### Task statement
Count up the lines below that hold "this", then give that count by itself.
(Dataset)
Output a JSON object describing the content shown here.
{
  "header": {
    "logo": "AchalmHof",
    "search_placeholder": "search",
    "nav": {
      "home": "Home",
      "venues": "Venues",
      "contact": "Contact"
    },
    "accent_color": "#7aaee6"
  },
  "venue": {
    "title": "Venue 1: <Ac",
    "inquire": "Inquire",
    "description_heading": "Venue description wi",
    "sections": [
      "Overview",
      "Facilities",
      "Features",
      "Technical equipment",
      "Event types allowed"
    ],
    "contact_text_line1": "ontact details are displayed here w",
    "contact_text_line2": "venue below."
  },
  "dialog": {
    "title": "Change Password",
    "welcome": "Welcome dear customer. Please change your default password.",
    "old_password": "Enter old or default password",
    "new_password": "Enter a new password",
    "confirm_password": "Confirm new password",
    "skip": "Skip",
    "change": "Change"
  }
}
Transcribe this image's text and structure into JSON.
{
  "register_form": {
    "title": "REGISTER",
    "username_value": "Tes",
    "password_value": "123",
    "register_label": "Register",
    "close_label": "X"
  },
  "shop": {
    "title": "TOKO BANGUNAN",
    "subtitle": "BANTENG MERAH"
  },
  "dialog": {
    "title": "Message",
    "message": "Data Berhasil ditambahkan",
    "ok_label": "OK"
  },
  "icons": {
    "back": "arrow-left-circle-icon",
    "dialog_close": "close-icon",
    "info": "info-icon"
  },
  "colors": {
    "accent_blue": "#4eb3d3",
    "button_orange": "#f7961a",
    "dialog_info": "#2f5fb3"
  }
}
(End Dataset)
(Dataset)
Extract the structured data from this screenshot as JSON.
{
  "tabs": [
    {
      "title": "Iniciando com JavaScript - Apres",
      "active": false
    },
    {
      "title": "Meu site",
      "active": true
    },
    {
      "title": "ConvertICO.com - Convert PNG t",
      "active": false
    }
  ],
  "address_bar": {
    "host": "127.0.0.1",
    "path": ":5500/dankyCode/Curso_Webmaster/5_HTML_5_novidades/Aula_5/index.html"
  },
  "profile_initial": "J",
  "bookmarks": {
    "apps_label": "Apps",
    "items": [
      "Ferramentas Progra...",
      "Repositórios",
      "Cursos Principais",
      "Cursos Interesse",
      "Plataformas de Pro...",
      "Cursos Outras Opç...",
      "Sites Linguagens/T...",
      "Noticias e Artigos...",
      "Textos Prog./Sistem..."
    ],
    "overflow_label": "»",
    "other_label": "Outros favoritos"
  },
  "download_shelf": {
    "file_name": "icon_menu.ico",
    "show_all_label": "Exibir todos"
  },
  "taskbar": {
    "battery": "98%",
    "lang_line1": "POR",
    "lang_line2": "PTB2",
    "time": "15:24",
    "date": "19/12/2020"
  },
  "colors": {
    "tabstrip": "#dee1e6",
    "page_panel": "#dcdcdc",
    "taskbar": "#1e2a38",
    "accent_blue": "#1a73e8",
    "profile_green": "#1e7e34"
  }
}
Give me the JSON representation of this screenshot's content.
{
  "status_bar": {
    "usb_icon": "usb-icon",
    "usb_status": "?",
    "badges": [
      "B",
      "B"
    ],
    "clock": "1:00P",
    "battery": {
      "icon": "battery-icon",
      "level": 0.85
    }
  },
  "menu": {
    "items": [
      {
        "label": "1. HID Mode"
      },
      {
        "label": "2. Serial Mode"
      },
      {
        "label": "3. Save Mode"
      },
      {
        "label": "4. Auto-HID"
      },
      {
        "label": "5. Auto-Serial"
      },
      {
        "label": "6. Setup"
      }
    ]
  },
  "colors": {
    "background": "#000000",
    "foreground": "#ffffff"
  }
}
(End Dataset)
### Answer space
3